-- What you will do --
Omit the pictures while printing every entry below exactly as given.

◇ ◇ ◇

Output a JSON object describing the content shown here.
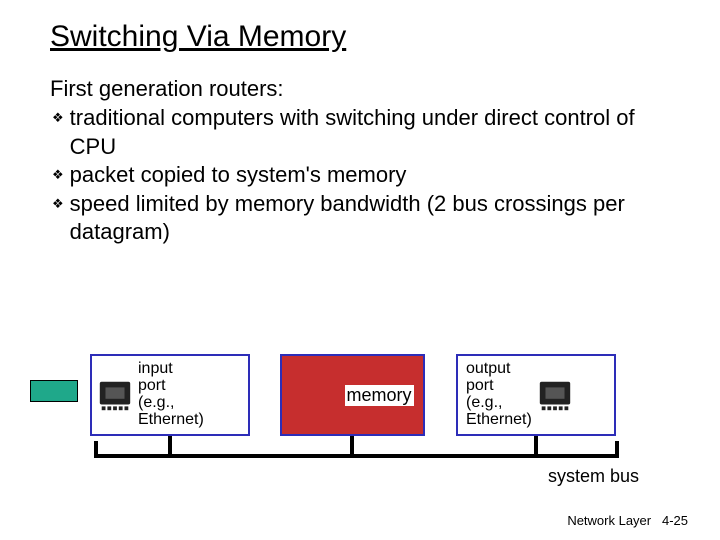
{
  "title": "Switching Via Memory",
  "subhead": "First generation routers:",
  "bullets": [
    "traditional computers with switching under direct control of CPU",
    "packet copied to system's memory",
    "speed limited by memory bandwidth (2 bus crossings per datagram)"
  ],
  "diagram": {
    "input_label": "input\nport\n(e.g.,\nEthernet)",
    "memory_label": "memory",
    "output_label": "output\nport\n(e.g.,\nEthernet)",
    "bus_label": "system bus"
  },
  "footer": {
    "label": "Network Layer",
    "page": "4-25"
  }
}
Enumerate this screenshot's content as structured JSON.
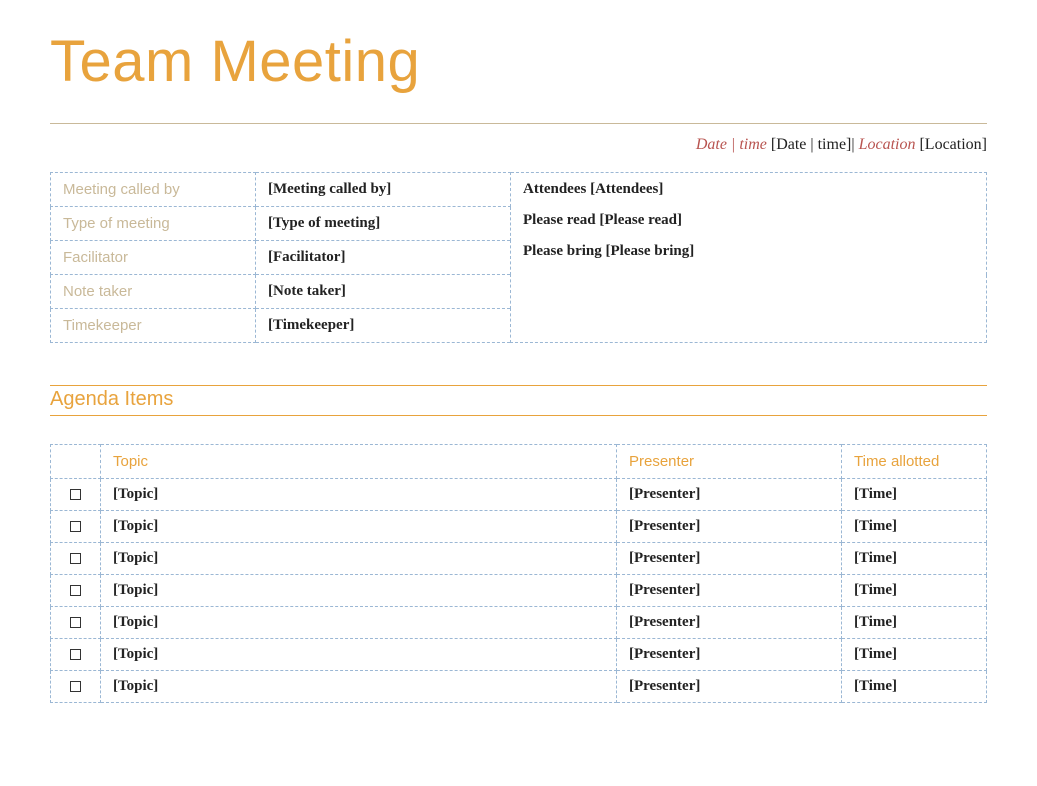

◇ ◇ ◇

-- Answer area --
Output a JSON object describing the content shown here.
{
  "title": "Switching Via Memory",
  "subhead": "First generation routers:",
  "bullets": [
    "traditional computers with switching under direct control of CPU",
    "packet copied to system's memory",
    "speed limited by memory bandwidth (2 bus crossings per datagram)"
  ],
  "diagram": {
    "input_label": "input\nport\n(e.g.,\nEthernet)",
    "memory_label": "memory",
    "output_label": "output\nport\n(e.g.,\nEthernet)",
    "bus_label": "system bus"
  },
  "footer": {
    "label": "Network Layer",
    "page": "4-25"
  }
}
Enumerate this screenshot's content as structured JSON.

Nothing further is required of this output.